In the two and a quarter centuries since the birth of the United States, its navy has experienced, or watched closely, a fair range of the possibilities of war at and from the sea. It has been a small navy fighting a large one (the Continental navy versus Britain's in the American Revolution), has seen two large ones fight each other (the French against the British in that same war), has been a small navy fighting against first legalized and then state piracy (the Quasi-War and the Barbary War), for a second time has been a small navy fighting a big one (the War of 1812), has, as a small navy, fought against a foe without a navy (the Mexican War), then as a small navy suddenly grown large fought against an enemy with but fragments of a navy (the American Civil War), became one of two medium-sized navies fighting against one another (the Spanish-American War), has been one of several large navies allied against several others (the two world wars), twice again was a large navy opposing a foe without one (the Korean and Vietnam wars), watched one very small navy fight against two others, during which it acted as a large auxiliary to one of the principal combatants (the Levantine war of1973), from a distance observed a medium-sized navy against a medium-sized air force (the South Atlantic war), watched with interest two countries with minuscule navies fighting against each other ashore and against each other's economic partners or nonbelligerent allies afloat (the Iran-Iraq War), and twice took part as a large navy against a minuscule one (the U.S. quasi-war against Iran and then the full United Nations war against Iraq).1
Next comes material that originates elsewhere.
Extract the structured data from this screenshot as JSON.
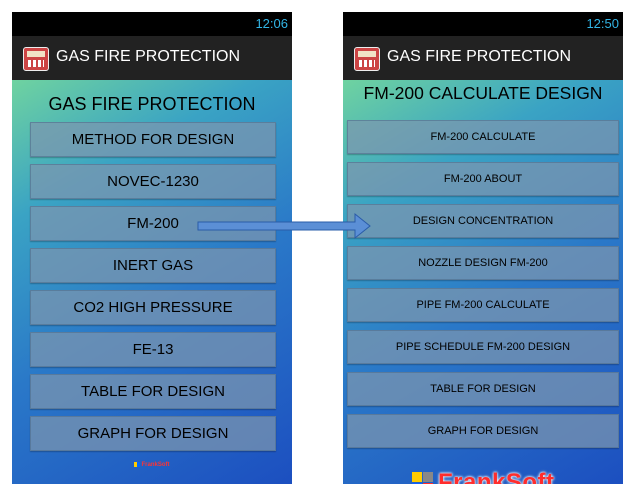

"How Navies Fight, and Why,"
Naval War College Review: Vol. 48
, Article 3.
Available at: http://digital-commons.usnwc.edu/nwc-review/vol48/iss1/3